I was convinced that the house had to be saved so I asked the owner if I could start working on the property. I started in the yard by removing years of over growth to reveal a log cabin. In later years I was asked to buy the old house but it never worked out. During the time I was trying to buy the place I was able to clean up the inside of the cabin as well. I wanted to remove anything that could help deteriorate the home further. I ended up buying another historic home but I could not let this one be forgotten.
I started a website and an email group of people interested in saving the cabin. I started a petition online to save the cabin and Trudy Urbani started a paper petition and together we collected a good amount of signatures. We also went before the local Township board for our cause. Trudy pleaded our case as I was by her side.
In May of 2009 I included the cabin in the "This Place Matters" campaign through the National Trust. I contacted the Michigan Preservation office and was able to develop a good relationship with Deb Odette who offered many ideas on how we may be able to save the old place. At this time I was also friends with the owners son and offered to take potential buyers through the home when needed. My husband would secure the place when ever we found vandals had broken in.
I joined the local Historical Society so that we could potentially increase membership in order to gain more support for saving the old house but the local Historical Society voted twice to not be involved with the project. That did not stop me and I kept trying to draw the attention to the public. I ended up having cancer in 2007 and spent a good amount of time further researching Ina and created a video about her life. It is not professional but it did tell the story. I ended up with a Michigan Minute Man Award for that.
Trudy and myself did a number of newspaper stories as well as media stories to get the word out.
A few years back the owners contacted me and said if I could move the cabin section of the house I could have it and the remainder would be torn down. That was bad news that turned into good news. I sent out a message via my email group and Jeff Guyton called me right away and said he would buy the home to prevent it from being torn down. Jeff lived in New York so I told him that I along with Trudy would continue to help him restore the old home in any way that we could. Jeff bought the house and saved it. We continue to do fund raisers and have gained many volunteers. The home has had many repairs and is no longer at risk of being torn down.
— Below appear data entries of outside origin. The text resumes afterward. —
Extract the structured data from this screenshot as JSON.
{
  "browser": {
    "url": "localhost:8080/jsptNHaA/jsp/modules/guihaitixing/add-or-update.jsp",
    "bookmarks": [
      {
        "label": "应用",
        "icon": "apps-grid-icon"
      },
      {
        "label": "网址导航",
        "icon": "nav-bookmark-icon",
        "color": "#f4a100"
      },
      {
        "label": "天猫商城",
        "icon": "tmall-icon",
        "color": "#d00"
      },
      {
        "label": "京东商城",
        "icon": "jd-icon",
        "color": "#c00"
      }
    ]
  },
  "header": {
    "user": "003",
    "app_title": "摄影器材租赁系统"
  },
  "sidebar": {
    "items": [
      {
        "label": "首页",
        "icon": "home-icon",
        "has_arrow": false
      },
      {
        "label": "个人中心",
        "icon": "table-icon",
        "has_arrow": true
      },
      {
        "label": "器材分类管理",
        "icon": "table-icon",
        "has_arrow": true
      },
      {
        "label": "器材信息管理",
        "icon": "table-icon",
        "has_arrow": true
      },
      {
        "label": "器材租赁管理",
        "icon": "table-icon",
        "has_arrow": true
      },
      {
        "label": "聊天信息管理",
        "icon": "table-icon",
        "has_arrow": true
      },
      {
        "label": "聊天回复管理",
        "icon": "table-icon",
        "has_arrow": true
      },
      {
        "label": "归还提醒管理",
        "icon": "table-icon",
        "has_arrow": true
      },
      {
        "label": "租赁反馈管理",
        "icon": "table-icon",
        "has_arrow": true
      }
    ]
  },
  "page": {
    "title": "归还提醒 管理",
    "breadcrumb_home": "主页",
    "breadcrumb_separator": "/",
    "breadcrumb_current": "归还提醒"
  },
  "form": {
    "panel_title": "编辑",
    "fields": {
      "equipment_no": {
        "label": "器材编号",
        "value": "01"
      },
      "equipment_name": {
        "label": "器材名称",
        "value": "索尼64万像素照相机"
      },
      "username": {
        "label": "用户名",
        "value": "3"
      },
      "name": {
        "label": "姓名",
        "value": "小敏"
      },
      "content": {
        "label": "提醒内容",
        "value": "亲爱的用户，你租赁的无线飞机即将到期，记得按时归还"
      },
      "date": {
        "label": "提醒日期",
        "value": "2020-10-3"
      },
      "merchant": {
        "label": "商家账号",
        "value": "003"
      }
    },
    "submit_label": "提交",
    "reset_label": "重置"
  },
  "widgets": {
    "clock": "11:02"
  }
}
We continue to gain public interest and raise funds for further restoration. I was lucky enough to be contacted by John Duley who is Ina Duley Ogdons nephew and he along with his daughter came for a visit. John talked about his time at the cabin so many years ago when his Aunt Ina lived there. John also brought a friend who spoke of what "Brighten The Corner" meant to him.
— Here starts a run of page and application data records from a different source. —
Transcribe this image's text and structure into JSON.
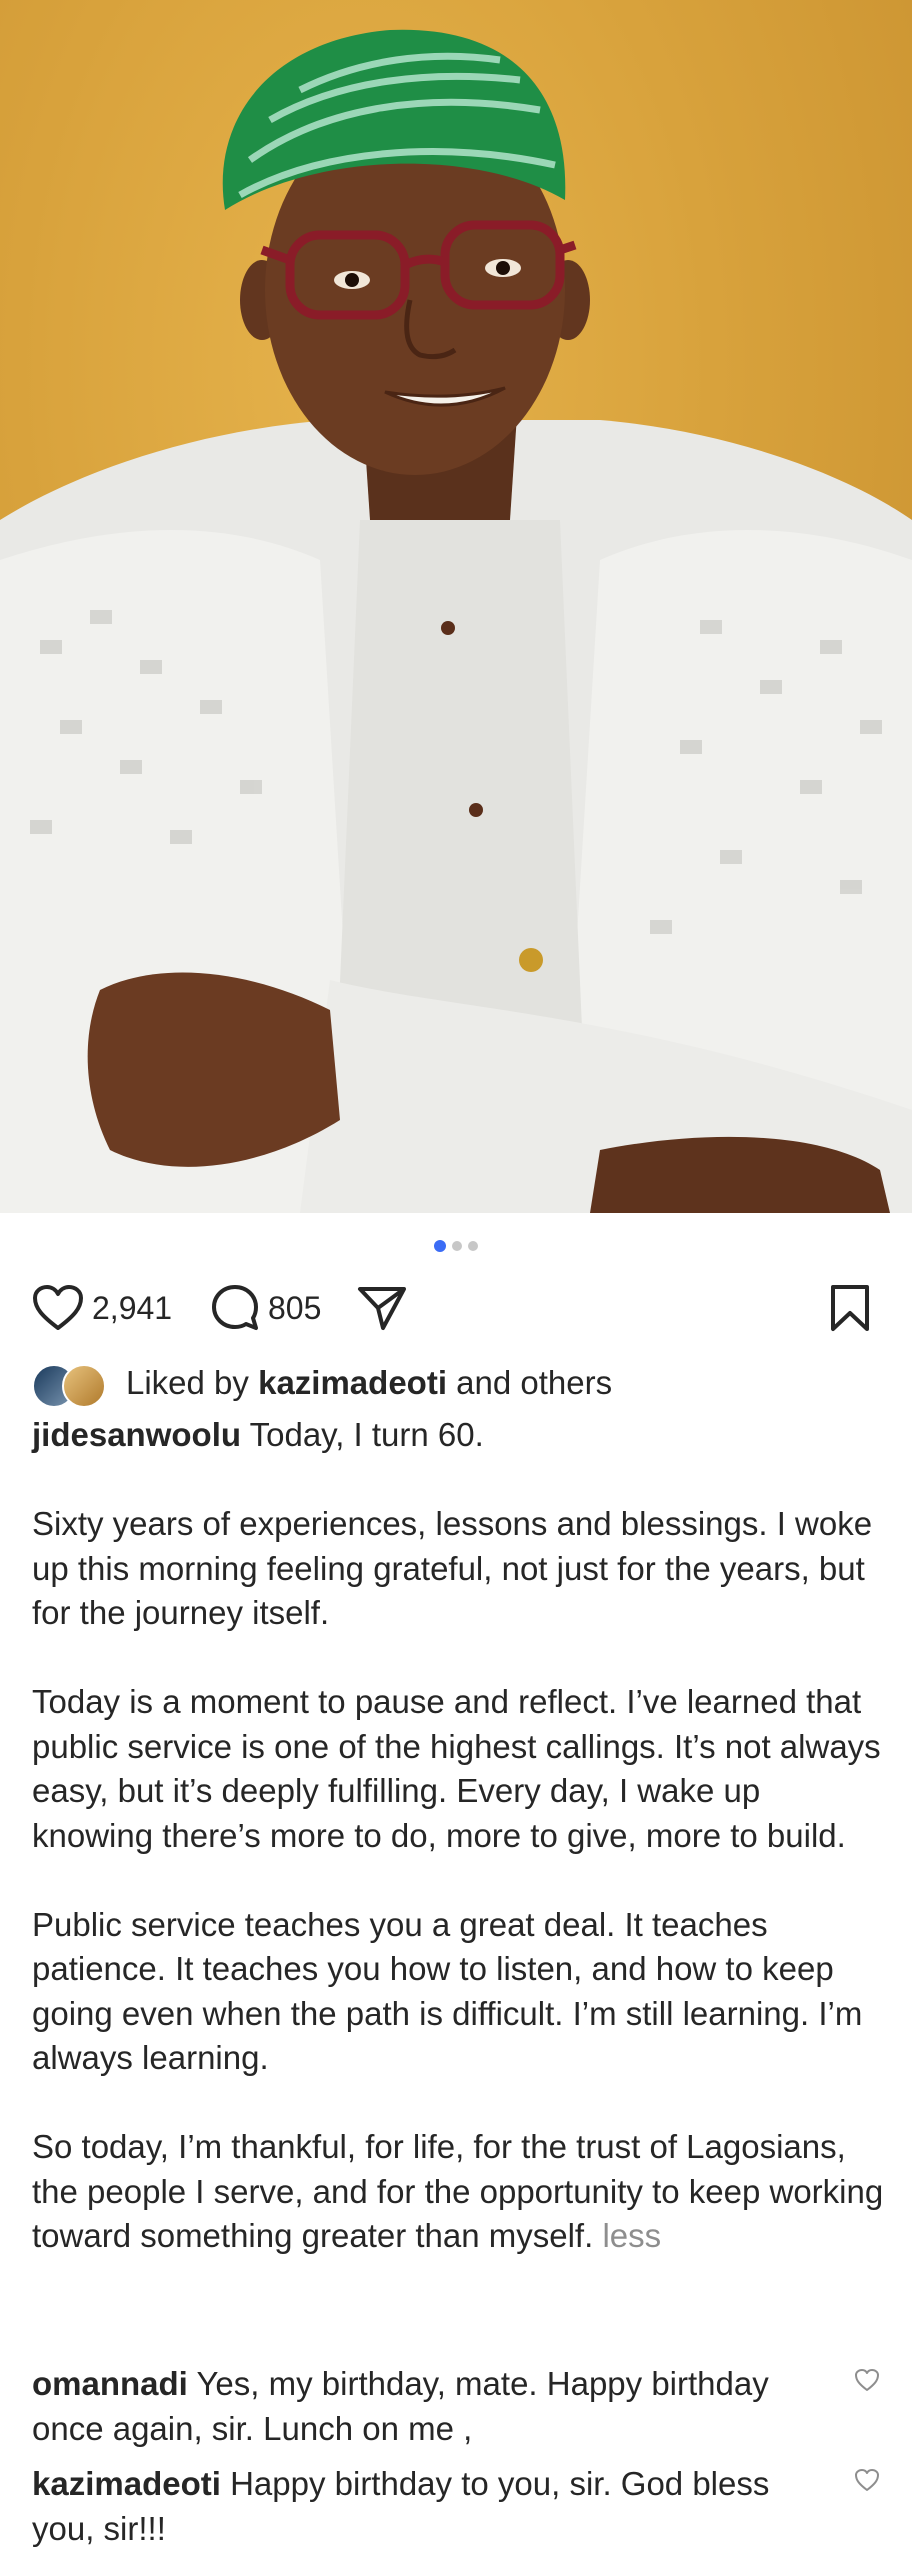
{
  "post": {
    "carousel": {
      "count": 3,
      "active_index": 0
    },
    "likes_count": "2,941",
    "comments_count": "805",
    "liked_by": {
      "prefix": "Liked by",
      "user": "kazimadeoti",
      "suffix": "and others"
    },
    "caption": {
      "username": "jidesanwoolu",
      "first_line": "Today, I turn 60.",
      "paragraphs": [
        "Sixty years of experiences, lessons and blessings. I woke up this morning feeling grateful, not just for the years, but for the journey itself.",
        "Today is a moment to pause and reflect. I’ve learned that public service is one of the highest callings. It’s not always easy, but it’s deeply fulfilling. Every day, I wake up knowing there’s more to do, more to give, more to build.",
        "Public service teaches you a great deal. It teaches patience. It teaches you how to listen, and how to keep going even when the path is difficult. I’m still learning. I’m always learning.",
        "So today, I’m thankful, for life, for the trust of Lagosians, the people I serve, and for the opportunity to keep working toward something greater than myself."
      ],
      "less_label": "less"
    },
    "comments": [
      {
        "user": "omannadi",
        "text": "Yes, my birthday, mate. Happy birthday once again, sir. Lunch on me ,"
      },
      {
        "user": "kazimadeoti",
        "text": "Happy birthday to you, sir. God bless you, sir!!!"
      }
    ]
  },
  "icons": {
    "like": "heart-icon",
    "comment": "comment-bubble-icon",
    "share": "paper-plane-icon",
    "save": "bookmark-icon"
  },
  "colors": {
    "text": "#262626",
    "muted": "#8e8e8e",
    "dot_active": "#3b6cf5",
    "dot_inactive": "#c7c7c7",
    "photo_background": "#d8a23c"
  }
}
The petitions, publicity, tours and volunteers have kept the home in the public eye and droves of people in the community can continue to enjoy this historic property. I continue to be a leader in this process however we could not do this without Jeff Guyton and the many volunteers.
Some of our faithful volunteers.